» Exercise directions
Copy out each line below that has the word "time" in it.
========
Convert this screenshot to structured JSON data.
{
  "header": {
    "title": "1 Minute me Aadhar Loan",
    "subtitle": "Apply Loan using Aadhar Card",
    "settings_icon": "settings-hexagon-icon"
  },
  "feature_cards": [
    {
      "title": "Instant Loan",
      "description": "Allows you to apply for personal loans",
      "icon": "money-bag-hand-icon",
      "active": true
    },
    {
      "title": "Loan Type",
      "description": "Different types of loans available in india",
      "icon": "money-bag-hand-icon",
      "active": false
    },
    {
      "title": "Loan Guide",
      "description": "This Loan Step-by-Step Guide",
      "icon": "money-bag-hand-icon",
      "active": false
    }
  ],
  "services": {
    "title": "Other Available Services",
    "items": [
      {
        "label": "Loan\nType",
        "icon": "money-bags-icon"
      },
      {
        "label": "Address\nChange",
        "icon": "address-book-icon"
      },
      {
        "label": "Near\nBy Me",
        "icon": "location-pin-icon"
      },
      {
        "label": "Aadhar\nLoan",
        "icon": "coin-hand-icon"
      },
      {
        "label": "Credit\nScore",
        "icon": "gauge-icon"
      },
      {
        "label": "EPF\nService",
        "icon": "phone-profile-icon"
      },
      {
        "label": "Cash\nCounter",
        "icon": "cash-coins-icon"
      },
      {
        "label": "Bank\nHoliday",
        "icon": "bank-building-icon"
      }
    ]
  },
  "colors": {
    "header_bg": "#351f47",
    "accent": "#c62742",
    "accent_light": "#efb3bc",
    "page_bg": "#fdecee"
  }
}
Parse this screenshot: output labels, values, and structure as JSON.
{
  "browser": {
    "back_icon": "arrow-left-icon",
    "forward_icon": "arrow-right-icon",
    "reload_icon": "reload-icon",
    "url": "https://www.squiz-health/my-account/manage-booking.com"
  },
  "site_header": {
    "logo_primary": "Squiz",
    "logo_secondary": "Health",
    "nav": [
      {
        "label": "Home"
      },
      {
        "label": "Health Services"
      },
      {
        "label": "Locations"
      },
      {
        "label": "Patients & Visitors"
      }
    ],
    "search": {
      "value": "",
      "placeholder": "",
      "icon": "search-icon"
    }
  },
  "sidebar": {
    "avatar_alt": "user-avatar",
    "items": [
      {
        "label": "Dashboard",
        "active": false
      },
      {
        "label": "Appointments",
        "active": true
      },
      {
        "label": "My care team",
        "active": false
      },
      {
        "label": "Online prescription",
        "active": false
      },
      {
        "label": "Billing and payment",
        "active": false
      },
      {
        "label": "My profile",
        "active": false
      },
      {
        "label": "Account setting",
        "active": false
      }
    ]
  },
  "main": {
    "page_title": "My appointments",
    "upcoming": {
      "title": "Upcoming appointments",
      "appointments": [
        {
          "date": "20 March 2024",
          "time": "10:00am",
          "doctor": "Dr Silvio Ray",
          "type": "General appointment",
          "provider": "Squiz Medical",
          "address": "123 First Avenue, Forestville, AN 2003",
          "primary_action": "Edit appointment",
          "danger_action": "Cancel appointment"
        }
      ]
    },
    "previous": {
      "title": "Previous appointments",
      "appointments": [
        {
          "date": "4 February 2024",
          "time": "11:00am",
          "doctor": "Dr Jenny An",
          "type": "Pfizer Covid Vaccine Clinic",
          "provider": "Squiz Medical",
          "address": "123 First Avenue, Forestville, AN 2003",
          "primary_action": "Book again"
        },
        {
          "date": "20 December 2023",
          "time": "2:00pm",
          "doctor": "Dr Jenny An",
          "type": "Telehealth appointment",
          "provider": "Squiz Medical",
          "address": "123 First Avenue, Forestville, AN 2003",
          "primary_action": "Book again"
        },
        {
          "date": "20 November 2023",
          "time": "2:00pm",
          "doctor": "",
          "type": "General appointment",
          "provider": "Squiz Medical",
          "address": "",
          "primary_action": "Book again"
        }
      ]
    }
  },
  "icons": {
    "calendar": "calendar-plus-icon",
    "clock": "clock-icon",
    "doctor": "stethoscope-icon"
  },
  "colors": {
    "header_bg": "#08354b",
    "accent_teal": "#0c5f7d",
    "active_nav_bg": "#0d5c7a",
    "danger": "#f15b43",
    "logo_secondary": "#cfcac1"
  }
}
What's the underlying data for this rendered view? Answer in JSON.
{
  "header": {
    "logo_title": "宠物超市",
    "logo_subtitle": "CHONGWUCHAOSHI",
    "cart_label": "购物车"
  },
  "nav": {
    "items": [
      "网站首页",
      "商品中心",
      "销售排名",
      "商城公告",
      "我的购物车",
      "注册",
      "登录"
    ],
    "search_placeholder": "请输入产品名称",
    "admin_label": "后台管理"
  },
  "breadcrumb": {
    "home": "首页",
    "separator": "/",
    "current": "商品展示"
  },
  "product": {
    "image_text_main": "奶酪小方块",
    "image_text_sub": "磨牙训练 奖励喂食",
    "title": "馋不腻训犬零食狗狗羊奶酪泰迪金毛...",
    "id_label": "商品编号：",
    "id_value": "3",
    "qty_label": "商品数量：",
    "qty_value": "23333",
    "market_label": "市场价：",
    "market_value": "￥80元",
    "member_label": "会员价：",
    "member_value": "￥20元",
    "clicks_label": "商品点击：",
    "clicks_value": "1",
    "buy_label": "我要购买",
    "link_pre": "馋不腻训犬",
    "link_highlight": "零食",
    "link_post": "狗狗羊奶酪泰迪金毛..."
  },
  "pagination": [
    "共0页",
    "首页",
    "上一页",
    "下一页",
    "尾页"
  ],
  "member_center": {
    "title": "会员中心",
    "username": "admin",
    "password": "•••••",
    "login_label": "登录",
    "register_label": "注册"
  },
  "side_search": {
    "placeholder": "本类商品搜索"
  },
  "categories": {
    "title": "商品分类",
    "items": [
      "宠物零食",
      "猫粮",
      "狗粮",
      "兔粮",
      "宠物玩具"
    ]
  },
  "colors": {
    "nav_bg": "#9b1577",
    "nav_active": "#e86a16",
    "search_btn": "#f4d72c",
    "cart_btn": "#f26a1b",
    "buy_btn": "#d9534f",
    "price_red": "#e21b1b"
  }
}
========
» Answer
          "time": "10:00am",
          "time": "11:00am",
          "time": "2:00pm",
          "time": "2:00pm",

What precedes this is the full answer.